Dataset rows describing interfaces
((

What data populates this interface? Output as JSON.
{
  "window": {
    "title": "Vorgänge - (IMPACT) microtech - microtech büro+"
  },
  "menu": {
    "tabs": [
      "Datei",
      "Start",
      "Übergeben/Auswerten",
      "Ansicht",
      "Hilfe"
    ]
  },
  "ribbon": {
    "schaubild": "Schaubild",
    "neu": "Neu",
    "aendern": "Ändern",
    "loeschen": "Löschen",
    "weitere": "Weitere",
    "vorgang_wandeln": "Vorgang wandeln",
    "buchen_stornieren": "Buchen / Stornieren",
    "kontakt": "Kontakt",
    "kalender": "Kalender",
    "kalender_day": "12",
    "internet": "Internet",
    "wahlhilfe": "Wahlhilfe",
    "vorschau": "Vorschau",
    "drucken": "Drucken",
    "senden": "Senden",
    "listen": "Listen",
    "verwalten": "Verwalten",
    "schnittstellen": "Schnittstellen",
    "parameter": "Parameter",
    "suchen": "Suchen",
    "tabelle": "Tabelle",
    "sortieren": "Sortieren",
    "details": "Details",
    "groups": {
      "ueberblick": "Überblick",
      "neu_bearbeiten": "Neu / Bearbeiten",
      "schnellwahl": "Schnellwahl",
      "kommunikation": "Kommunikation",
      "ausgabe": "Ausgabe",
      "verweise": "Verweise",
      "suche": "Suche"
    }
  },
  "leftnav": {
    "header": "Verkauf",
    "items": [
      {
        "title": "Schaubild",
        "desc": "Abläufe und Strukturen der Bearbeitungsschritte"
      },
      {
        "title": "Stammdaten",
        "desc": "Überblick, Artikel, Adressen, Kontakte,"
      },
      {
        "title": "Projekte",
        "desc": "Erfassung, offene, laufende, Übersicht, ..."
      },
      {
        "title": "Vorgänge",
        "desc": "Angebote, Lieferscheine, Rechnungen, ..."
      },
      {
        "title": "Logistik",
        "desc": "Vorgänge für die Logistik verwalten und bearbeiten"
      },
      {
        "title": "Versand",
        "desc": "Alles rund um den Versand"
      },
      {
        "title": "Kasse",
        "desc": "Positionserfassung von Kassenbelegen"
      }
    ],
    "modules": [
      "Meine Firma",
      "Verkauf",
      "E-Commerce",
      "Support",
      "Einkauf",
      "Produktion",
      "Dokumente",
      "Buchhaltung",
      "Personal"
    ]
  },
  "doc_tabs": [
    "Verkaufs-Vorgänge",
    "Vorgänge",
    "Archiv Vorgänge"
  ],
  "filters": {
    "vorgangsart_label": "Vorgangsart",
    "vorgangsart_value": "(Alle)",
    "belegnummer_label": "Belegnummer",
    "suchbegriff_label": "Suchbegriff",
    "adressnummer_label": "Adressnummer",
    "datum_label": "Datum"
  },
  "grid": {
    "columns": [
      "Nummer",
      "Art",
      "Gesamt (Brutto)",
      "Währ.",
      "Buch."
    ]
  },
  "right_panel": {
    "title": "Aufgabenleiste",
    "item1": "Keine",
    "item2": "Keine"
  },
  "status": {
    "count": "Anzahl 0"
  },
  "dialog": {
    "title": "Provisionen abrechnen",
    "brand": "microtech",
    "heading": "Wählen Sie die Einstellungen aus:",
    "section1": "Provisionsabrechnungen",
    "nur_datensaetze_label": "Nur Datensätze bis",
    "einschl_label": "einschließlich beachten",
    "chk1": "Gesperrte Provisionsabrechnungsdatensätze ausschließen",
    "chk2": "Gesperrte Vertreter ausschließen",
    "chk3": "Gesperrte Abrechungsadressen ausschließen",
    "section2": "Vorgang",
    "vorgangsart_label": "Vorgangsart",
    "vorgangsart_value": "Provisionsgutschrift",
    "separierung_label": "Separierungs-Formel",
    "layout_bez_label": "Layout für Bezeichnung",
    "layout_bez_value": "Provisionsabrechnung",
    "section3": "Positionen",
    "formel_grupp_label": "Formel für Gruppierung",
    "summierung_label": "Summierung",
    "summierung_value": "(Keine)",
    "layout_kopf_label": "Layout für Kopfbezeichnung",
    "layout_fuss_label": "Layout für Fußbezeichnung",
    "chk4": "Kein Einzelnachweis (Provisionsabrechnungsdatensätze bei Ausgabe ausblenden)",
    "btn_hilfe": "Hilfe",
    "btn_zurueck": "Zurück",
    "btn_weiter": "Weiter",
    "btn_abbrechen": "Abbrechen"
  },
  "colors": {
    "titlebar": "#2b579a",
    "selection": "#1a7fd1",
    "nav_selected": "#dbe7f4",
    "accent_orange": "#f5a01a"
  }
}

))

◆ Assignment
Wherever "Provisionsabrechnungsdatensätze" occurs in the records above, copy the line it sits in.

◆ Exercise solution
    "chk1": "Gesperrte Provisionsabrechnungsdatensätze ausschließen",
    "chk4": "Kein Einzelnachweis (Provisionsabrechnungsdatensätze bei Ausgabe ausblenden)",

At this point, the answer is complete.